--- Writing a Free Content Article ---
Writing a free content article is simple and follows a similar professional approach as an article for a standard, paying market. A few pointers are:
* Be Concise Keep it under 1,500 words. Some professional organizations might pickup your article for a paying market and they usually only accept between 500 and 2,000 words. Also, if you can write an in-depth topic in fewer than 1,500 words, that usually demonstrates that you have a handle on topic.
* Be Real Take free content articles seriously. Be professional and write about something you know professionally. Stay away from MLM articles and avoid meaningless writing.
* Be Honest I've seen some authors use same free content from other writers and just modify it a little to suit their needs. Do you own work!
* Your Byline Make sure that you byline provides enough information to identify yourself and provide contact information. This byline is your business card!
--- Here, steal my work! ---
As I've said, I sometimes see that same article used by numerous writers. Sometimes, unethical people steal other's work so that they can look good in public eye. Take it as a compliment, but protect yourself.

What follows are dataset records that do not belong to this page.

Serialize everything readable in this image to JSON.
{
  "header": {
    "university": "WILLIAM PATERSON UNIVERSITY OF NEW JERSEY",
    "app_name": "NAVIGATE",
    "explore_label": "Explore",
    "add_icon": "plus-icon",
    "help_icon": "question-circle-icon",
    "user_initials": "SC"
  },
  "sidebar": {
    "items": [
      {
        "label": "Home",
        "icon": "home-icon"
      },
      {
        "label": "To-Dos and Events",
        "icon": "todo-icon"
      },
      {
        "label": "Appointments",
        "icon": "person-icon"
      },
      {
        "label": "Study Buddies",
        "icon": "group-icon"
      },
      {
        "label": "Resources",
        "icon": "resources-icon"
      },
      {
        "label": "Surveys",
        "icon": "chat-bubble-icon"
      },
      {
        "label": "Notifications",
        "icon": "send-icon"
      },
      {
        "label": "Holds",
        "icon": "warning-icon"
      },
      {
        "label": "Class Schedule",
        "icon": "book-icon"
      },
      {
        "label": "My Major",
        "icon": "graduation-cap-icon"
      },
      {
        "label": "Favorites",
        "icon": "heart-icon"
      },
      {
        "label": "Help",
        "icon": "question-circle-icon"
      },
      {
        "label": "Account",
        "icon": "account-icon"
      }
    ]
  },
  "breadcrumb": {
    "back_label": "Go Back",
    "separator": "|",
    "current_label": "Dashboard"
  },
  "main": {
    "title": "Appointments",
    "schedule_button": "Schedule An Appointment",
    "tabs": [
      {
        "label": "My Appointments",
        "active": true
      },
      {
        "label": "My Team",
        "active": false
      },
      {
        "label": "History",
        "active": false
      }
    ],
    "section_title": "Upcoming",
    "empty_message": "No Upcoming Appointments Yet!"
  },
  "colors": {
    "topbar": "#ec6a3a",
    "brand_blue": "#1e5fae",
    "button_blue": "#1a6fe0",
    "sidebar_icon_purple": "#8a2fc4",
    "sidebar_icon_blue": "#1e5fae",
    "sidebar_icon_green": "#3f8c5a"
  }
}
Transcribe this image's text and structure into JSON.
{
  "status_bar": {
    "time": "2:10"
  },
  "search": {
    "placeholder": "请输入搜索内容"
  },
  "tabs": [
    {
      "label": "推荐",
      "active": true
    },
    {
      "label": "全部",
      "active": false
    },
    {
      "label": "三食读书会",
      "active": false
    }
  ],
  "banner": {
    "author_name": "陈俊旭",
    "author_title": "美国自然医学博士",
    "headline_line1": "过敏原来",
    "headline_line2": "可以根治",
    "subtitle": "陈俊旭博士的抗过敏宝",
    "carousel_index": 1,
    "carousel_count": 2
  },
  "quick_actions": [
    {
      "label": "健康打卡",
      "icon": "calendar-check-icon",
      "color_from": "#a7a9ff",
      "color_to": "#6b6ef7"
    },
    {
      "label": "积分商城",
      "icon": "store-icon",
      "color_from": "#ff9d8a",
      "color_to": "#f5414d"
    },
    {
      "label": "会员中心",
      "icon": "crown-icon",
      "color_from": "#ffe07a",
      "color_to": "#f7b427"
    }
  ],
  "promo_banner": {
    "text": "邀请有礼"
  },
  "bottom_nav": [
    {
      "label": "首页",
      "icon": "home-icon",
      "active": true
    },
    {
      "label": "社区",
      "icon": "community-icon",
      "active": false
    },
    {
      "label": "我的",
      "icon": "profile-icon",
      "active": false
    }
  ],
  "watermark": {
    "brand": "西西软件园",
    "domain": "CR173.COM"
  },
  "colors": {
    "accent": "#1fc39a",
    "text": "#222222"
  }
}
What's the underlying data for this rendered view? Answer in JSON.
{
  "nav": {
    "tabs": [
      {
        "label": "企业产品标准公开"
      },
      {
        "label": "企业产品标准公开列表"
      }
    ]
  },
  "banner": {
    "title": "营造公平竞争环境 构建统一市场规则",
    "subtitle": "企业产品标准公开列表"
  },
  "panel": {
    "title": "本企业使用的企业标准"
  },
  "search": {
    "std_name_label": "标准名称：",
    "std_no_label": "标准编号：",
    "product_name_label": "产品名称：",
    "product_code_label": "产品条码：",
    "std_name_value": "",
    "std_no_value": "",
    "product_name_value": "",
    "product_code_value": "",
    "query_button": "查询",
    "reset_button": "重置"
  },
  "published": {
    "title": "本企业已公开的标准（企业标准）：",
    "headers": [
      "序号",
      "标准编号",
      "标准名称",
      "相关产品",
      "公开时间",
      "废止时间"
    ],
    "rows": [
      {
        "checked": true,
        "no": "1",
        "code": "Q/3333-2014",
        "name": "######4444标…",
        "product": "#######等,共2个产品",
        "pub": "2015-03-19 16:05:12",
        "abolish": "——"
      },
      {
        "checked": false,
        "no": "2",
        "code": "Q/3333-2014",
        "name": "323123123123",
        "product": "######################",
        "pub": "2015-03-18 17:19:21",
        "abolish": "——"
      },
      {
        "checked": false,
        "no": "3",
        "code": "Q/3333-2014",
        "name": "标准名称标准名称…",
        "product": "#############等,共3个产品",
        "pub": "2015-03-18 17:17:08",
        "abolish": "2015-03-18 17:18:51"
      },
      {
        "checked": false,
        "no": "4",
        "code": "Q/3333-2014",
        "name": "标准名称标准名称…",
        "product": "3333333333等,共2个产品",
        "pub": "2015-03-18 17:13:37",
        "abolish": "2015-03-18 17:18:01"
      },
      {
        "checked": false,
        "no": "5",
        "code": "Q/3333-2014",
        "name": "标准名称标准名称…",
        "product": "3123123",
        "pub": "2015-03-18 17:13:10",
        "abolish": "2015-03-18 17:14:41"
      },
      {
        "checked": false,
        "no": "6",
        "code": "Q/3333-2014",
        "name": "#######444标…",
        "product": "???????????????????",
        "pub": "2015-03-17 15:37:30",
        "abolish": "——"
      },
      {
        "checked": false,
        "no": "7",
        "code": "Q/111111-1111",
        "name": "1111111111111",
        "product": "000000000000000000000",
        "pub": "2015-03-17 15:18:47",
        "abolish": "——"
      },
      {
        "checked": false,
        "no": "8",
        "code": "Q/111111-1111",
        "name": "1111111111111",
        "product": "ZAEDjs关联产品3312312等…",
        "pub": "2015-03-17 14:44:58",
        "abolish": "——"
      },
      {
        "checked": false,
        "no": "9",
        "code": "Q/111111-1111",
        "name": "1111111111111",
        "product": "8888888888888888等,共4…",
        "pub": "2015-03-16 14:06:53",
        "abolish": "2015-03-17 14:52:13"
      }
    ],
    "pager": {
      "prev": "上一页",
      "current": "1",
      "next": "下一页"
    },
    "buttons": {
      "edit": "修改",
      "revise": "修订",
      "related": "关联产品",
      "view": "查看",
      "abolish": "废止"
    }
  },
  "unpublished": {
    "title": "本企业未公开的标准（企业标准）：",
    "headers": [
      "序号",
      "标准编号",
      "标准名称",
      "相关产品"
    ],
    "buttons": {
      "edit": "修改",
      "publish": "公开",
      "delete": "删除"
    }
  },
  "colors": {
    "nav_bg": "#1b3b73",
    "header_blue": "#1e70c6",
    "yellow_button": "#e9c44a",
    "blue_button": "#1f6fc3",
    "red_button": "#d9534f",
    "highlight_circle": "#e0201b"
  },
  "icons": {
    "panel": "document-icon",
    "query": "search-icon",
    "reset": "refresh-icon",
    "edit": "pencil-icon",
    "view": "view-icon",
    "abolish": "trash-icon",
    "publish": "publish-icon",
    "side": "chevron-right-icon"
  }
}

Protecting free content is no different than protecting paying market content. One place to go is MediaRegister (http://www.mediaregister.com). They will register your work online for a minimal fee. This way you can distribute your work and protected it from little thieves of Internet.
--- What next? ---
Free content articles can provide you with enormous amount of exposure on Web. In some cases, you can obtain exposure that you would have otherwise missed!
Edward B. Toupin is a freelance consultant, writer, and published author living in Las Vegas with his singer/actress wife. He currently handles technical writing tasks for various companies in New York, Chicago, and Denver as well as imagineers and markets feature-length screenplays.